However, our Angkor driver (a very nice tuk-tuk driver which we hired to take us from one place to another) told us that the complex must be savored properly. To try and understand its history, its architecture (by the way, the huge sandstone bricks used in building the temples were not bond by using mortar, but with a natural compound), to fully explore it. And this for us included experiencing a sunset at Angkor Wat.
To go or not to go to Angkor Wat at sunset
I have to admit that I have a soft spot for sunsets. I mean, don’t get me wrong, I don’t chase them. It’s not that I go searching for what season has the best sunsets or how and when the sunset can be enjoyed in a certain place. But we have to face it, the sun does set on a daily basis. It’s up to us whether we want to witness this majestic natural phenomenon or not.
When visiting Siem Reap, you will notice that almost every agency will offer you either an Angkor Wat sunrise tour or a sunset tour. There are tons of travelers fighting for that perfect shot of the sunrise over Angkor Wat. And you will see them trying to find that best place for sunset. Angkor Wat has so many viewpoints that it’s actually to fail in getting a great photo.
Initially, we thought of skipping the Angkor Wat sunrise. We were either feeling too tired or the rains washed away any hope of a clear sky. And we were on the verge of making the same decision for the sunset.

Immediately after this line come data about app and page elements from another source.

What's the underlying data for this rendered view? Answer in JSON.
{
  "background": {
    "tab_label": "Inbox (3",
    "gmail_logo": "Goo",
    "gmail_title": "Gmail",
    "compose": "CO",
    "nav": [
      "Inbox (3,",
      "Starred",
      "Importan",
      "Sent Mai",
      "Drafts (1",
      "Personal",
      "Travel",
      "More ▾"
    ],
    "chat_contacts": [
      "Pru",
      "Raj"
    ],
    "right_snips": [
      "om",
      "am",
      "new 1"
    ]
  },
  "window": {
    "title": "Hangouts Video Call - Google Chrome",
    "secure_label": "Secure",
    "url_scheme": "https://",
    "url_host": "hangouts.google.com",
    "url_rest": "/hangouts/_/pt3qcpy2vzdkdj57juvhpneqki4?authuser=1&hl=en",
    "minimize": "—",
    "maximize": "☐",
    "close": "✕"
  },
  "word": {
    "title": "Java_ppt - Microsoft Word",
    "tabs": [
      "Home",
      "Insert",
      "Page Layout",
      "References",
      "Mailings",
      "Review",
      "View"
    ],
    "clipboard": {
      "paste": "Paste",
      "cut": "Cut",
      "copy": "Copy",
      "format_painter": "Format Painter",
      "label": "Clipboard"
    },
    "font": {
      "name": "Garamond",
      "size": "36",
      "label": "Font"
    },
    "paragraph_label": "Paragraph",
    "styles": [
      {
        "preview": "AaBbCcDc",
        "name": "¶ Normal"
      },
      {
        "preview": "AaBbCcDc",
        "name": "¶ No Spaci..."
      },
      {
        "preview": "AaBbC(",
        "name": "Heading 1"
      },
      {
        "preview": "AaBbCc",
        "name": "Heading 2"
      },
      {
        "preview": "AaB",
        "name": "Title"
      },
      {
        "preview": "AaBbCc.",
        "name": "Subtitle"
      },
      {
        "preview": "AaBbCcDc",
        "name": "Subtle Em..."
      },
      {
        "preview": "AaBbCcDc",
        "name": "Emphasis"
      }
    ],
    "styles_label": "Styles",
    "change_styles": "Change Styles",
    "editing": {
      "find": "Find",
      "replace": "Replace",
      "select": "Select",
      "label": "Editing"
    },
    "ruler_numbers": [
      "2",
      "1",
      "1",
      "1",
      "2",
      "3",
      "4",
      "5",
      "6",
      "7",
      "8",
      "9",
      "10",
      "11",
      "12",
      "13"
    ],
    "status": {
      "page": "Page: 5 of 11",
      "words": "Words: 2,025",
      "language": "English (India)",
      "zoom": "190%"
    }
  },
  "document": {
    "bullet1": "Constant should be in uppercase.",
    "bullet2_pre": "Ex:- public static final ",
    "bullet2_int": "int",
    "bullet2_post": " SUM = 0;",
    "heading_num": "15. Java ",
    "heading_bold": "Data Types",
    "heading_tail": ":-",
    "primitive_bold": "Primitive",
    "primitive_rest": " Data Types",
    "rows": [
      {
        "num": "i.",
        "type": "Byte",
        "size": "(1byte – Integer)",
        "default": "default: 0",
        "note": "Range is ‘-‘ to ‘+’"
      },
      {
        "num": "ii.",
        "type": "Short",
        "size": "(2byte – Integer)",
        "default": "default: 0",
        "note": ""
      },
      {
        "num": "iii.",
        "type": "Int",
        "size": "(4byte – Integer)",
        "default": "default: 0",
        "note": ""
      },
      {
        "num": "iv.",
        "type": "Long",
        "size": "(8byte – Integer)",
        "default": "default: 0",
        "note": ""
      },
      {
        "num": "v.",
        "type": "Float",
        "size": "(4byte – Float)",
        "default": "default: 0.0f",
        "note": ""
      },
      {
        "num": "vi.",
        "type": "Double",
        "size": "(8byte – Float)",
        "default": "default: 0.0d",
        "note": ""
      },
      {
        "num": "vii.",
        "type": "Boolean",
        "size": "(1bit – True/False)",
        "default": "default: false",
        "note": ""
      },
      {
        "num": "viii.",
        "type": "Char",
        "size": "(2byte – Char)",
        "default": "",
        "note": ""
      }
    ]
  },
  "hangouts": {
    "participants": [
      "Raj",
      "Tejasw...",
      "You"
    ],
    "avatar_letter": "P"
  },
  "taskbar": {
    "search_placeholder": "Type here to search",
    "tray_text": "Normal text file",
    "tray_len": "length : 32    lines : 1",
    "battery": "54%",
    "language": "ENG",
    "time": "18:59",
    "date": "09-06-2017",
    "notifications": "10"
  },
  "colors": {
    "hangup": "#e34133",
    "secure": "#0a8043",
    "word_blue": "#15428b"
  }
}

But something made us change our minds and in our last day in Siem Reap, we decided to jump in a tuk-tuk and catch the sunset. The tuk-tuk driver told us that we won’t see much as there were some really angry clouds in the sky and some serious winds. However, we simply ignored him and asked him to speed up as it was already too late.

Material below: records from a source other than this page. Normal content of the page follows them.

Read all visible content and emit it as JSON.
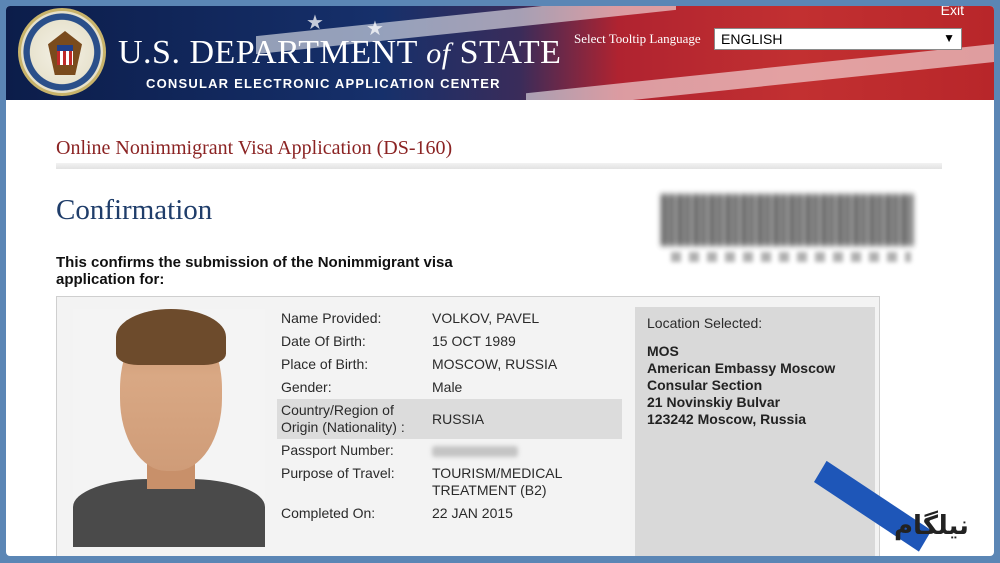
{
  "header": {
    "exit_label": "Exit",
    "dept_prefix": "U.S. DEPARTMENT",
    "dept_of": "of",
    "dept_suffix": "STATE",
    "subtitle": "CONSULAR ELECTRONIC APPLICATION CENTER",
    "tooltip_label": "Select Tooltip Language",
    "language_selected": "ENGLISH",
    "seal_icon": "state-department-seal-icon"
  },
  "page": {
    "app_title": "Online Nonimmigrant Visa Application (DS-160)",
    "heading": "Confirmation",
    "confirm_text": "This confirms the submission of the Nonimmigrant visa application for:"
  },
  "applicant": {
    "rows": [
      {
        "label": "Name Provided:",
        "value": "VOLKOV, PAVEL"
      },
      {
        "label": "Date Of Birth:",
        "value": "15 OCT 1989"
      },
      {
        "label": "Place of Birth:",
        "value": "MOSCOW, RUSSIA"
      },
      {
        "label": "Gender:",
        "value": "Male"
      },
      {
        "label": "Country/Region of Origin (Nationality) :",
        "value": "RUSSIA"
      },
      {
        "label": "Passport Number:",
        "value": ""
      },
      {
        "label": "Purpose of Travel:",
        "value": "TOURISM/MEDICAL TREATMENT (B2)"
      },
      {
        "label": "Completed On:",
        "value": "22 JAN 2015"
      }
    ]
  },
  "location": {
    "label": "Location Selected:",
    "line1": "MOS",
    "line2": "American Embassy Moscow",
    "line3": "Consular Section",
    "line4": "21 Novinskiy Bulvar",
    "line5": "123242 Moscow, Russia"
  },
  "watermark": {
    "text": "نیلگام",
    "logo_icon": "nilgam-logo-icon",
    "brand_color": "#1e56b8"
  }
}
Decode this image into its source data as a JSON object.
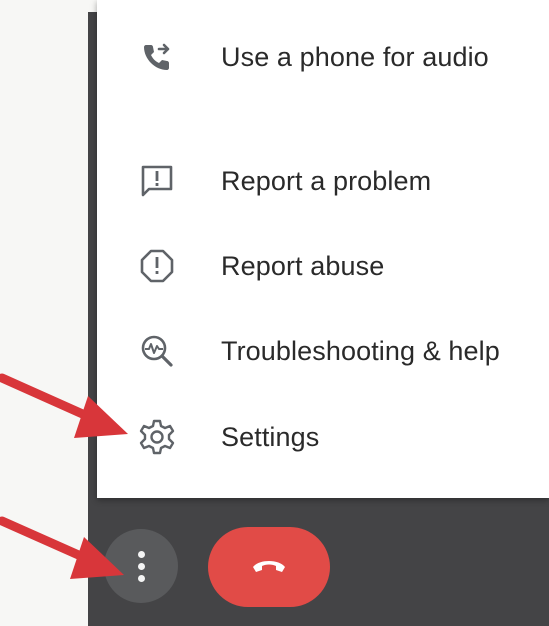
{
  "menu": {
    "items": [
      {
        "label": "Use a phone for audio",
        "icon": "phone-audio-icon"
      },
      {
        "label": "Report a problem",
        "icon": "report-problem-icon"
      },
      {
        "label": "Report abuse",
        "icon": "report-abuse-icon"
      },
      {
        "label": "Troubleshooting & help",
        "icon": "troubleshooting-icon"
      },
      {
        "label": "Settings",
        "icon": "gear-icon"
      }
    ]
  },
  "controls": {
    "more_options_icon": "more-vertical-icon",
    "hang_up_icon": "hang-up-icon"
  },
  "colors": {
    "menu_background": "#ffffff",
    "frame_background": "#444446",
    "hang_up": "#e14b47",
    "more_button": "#595a5c",
    "annotation_arrow": "#d8363a",
    "icon": "#5f6368"
  }
}
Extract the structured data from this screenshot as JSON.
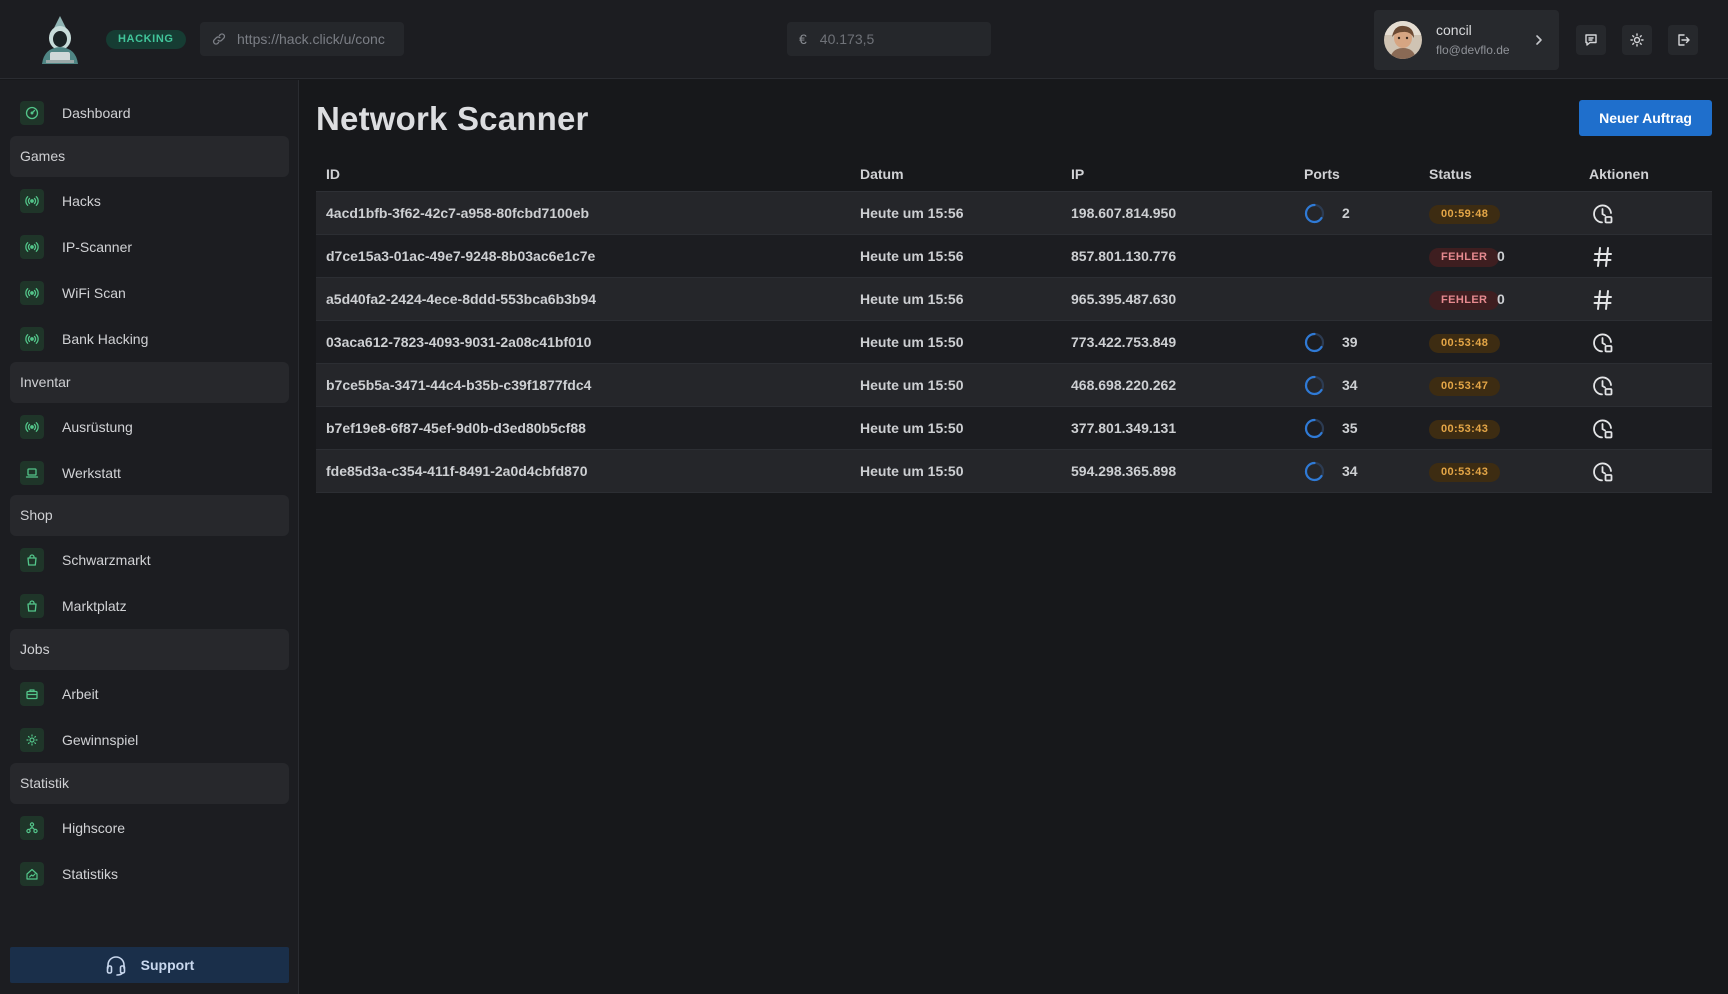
{
  "header": {
    "badge": "HACKING",
    "url_value": "https://hack.click/u/conc",
    "currency_symbol": "€",
    "balance_value": "40.173,5",
    "user": {
      "name": "concil",
      "email": "flo@devflo.de"
    }
  },
  "sidebar": {
    "items": [
      {
        "label": "Dashboard",
        "icon": "gauge-icon"
      },
      {
        "section": "Games"
      },
      {
        "label": "Hacks",
        "icon": "broadcast-icon"
      },
      {
        "label": "IP-Scanner",
        "icon": "broadcast-icon"
      },
      {
        "label": "WiFi Scan",
        "icon": "broadcast-icon"
      },
      {
        "label": "Bank Hacking",
        "icon": "broadcast-icon"
      },
      {
        "section": "Inventar"
      },
      {
        "label": "Ausrüstung",
        "icon": "broadcast-icon"
      },
      {
        "label": "Werkstatt",
        "icon": "laptop-icon"
      },
      {
        "section": "Shop"
      },
      {
        "label": "Schwarzmarkt",
        "icon": "shopping-bag-icon"
      },
      {
        "label": "Marktplatz",
        "icon": "shopping-bag-icon"
      },
      {
        "section": "Jobs"
      },
      {
        "label": "Arbeit",
        "icon": "briefcase-icon"
      },
      {
        "label": "Gewinnspiel",
        "icon": "sun-icon"
      },
      {
        "section": "Statistik"
      },
      {
        "label": "Highscore",
        "icon": "hierarchy-icon"
      },
      {
        "label": "Statistiks",
        "icon": "home-chart-icon"
      }
    ],
    "support_label": "Support"
  },
  "main": {
    "title": "Network Scanner",
    "new_button": "Neuer Auftrag",
    "columns": [
      "ID",
      "Datum",
      "IP",
      "Ports",
      "Status",
      "Aktionen"
    ],
    "rows": [
      {
        "id": "4acd1bfb-3f62-42c7-a958-80fcbd7100eb",
        "date": "Heute um 15:56",
        "ip": "198.607.814.950",
        "ports": "2",
        "status": "00:59:48",
        "status_type": "time",
        "action": "clock-icon"
      },
      {
        "id": "d7ce15a3-01ac-49e7-9248-8b03ac6e1c7e",
        "date": "Heute um 15:56",
        "ip": "857.801.130.776",
        "ports": "",
        "status": "FEHLER",
        "status_type": "error",
        "status_count": "0",
        "action": "hash-icon"
      },
      {
        "id": "a5d40fa2-2424-4ece-8ddd-553bca6b3b94",
        "date": "Heute um 15:56",
        "ip": "965.395.487.630",
        "ports": "",
        "status": "FEHLER",
        "status_type": "error",
        "status_count": "0",
        "action": "hash-icon"
      },
      {
        "id": "03aca612-7823-4093-9031-2a08c41bf010",
        "date": "Heute um 15:50",
        "ip": "773.422.753.849",
        "ports": "39",
        "status": "00:53:48",
        "status_type": "time",
        "action": "clock-icon"
      },
      {
        "id": "b7ce5b5a-3471-44c4-b35b-c39f1877fdc4",
        "date": "Heute um 15:50",
        "ip": "468.698.220.262",
        "ports": "34",
        "status": "00:53:47",
        "status_type": "time",
        "action": "clock-icon"
      },
      {
        "id": "b7ef19e8-6f87-45ef-9d0b-d3ed80b5cf88",
        "date": "Heute um 15:50",
        "ip": "377.801.349.131",
        "ports": "35",
        "status": "00:53:43",
        "status_type": "time",
        "action": "clock-icon"
      },
      {
        "id": "fde85d3a-c354-411f-8491-2a0d4cbfd870",
        "date": "Heute um 15:50",
        "ip": "594.298.365.898",
        "ports": "34",
        "status": "00:53:43",
        "status_type": "time",
        "action": "clock-icon"
      }
    ]
  },
  "colors": {
    "accent": "#1f6fcc",
    "badge_green": "#41c49a",
    "status_time": "#e4a647",
    "status_error": "#e68a8f"
  }
}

When Angkor Wat becomes Angkor Wet
The moment the tuk-tuk driver dropped us in front of Angkor Wat, I told Vlad that we will probably have a raining sunset. And my inner Nostradamus was right. We barely managed to take a photo when the rain started seriously.
We started running towards the temple to take cover but our sunset rain managed to drench us. Everybody was trying to take shelter inside the temple when all of the sudden there was silence. We were all in awe as we were watching the incredible show in front of us.
On one side the sky was embellished with a perfect rainbow. On the other side, towards the temple (remember, it faces the sunset, not the sunrise), we had a game of colors. The temple had different shades than the day before because of the rain.
It sounds cliché, but it truly was a perfect rain! And so we got convinced that yes, Angkor Wat deserves to be enjoyed at sunset. And in our case, it was an exceptional example of perfect pairing between rain and sunset.
Eulogy for our sunset in rain
Thus, we learned our lesson not to underestimate some touristic clichés. Sometimes you just have to follow your instinct and do what you feel. In our case, chasing the sunset turned out to be far from a story about clear blue skies. It was the story of a perfect moment. One with spicy ingredients: a fierce rain, angry clouds, tremendous wind and unforgettable colors. So, thank you for the rain, Gods of Angkor! You sure gave us some great memories.
What about you? Where did you get to experience the most wonderful sunset of your life?